That's a lot of departments to work with and consider, but without input from each, you will be missing a critical element of compliance or enforcement and putting the business at risk of significant loss.
4. Rely on ST&D and the Security Executive Council to keep you informed. Check back each month for a new Compliance Scorecard and for regular legislative and regulatory coverage that draws on the experience of council members and faculty, leaders of world-class security programs, to help you find the most effective path to compliance.
Bob Hayes is Managing Director of the Security Executive Council, a cross–industry professional organization of security executives devoted to advancing strategic security leadership solution. He also serves as chief security officer of CXO Media Inc. and its parent company, International Data Group. Mr. Hayes has more than 25 years of experience developing security programs and providing security services. Prior to joining CXO, he spent eight years as the CSO at Georgia Pacific and nine years as security operations manager at 3M.

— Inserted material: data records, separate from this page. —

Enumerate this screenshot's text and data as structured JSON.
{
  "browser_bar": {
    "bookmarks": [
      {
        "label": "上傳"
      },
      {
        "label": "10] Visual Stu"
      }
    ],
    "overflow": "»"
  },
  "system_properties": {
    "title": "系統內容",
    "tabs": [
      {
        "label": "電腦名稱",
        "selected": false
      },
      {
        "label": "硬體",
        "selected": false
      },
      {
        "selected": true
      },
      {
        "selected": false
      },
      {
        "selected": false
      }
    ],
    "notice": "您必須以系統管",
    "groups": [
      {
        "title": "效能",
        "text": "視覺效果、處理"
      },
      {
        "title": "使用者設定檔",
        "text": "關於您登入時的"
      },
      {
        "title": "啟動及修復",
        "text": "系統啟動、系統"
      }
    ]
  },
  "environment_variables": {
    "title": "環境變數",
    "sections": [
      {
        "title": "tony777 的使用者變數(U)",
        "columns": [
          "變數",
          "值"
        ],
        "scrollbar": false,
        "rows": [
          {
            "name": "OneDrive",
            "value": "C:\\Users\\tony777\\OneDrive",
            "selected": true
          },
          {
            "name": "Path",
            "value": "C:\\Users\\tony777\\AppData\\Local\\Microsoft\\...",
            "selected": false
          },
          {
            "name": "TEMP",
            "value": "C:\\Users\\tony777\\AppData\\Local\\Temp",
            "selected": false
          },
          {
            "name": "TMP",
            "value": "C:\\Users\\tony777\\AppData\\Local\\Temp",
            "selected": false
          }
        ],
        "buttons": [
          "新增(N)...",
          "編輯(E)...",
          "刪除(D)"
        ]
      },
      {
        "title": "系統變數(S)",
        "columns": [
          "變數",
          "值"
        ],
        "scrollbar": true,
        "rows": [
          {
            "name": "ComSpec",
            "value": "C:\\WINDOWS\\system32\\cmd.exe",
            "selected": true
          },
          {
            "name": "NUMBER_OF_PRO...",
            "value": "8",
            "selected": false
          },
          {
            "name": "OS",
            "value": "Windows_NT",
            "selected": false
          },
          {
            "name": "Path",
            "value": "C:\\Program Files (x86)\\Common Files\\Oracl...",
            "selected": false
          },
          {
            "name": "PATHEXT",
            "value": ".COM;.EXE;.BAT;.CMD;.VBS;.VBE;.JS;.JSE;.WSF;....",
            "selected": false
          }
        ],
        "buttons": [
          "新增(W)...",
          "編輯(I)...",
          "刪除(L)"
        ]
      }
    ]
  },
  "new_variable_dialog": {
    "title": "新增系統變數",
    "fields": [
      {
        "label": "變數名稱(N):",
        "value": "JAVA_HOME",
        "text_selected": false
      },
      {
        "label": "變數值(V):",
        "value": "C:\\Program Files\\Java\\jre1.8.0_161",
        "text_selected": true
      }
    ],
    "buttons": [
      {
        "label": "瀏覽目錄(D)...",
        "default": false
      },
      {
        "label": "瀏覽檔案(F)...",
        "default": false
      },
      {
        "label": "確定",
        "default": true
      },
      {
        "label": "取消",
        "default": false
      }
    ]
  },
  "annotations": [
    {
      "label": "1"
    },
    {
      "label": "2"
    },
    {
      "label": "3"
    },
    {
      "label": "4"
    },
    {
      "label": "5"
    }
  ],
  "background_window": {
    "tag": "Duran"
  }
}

Marleah Blades is senior editor for the Security Executive Council. Before joining the council she served six years as managing editor of Security Technology & Design magazine.
This article is based on the collective knowledge of Security Executive Council members, faculty and staff who are committed to sharing their experience in world-class security programs for the benefit of others and the security profession. For information about the Security Executive Council, visit www.csoexecutivecouncil.com/?sourceCode=std.
The council's list of legislation, regulations, and guidelines is lengthy but incomplete. If you submit to the council a law, regulation or guideline with a security component that is not currently on the list, they will provide you a free $50 metric tool for your participation. For information, visit www.csoexecutivecouncil.com/public/lrvc.html/?sourceCode=std.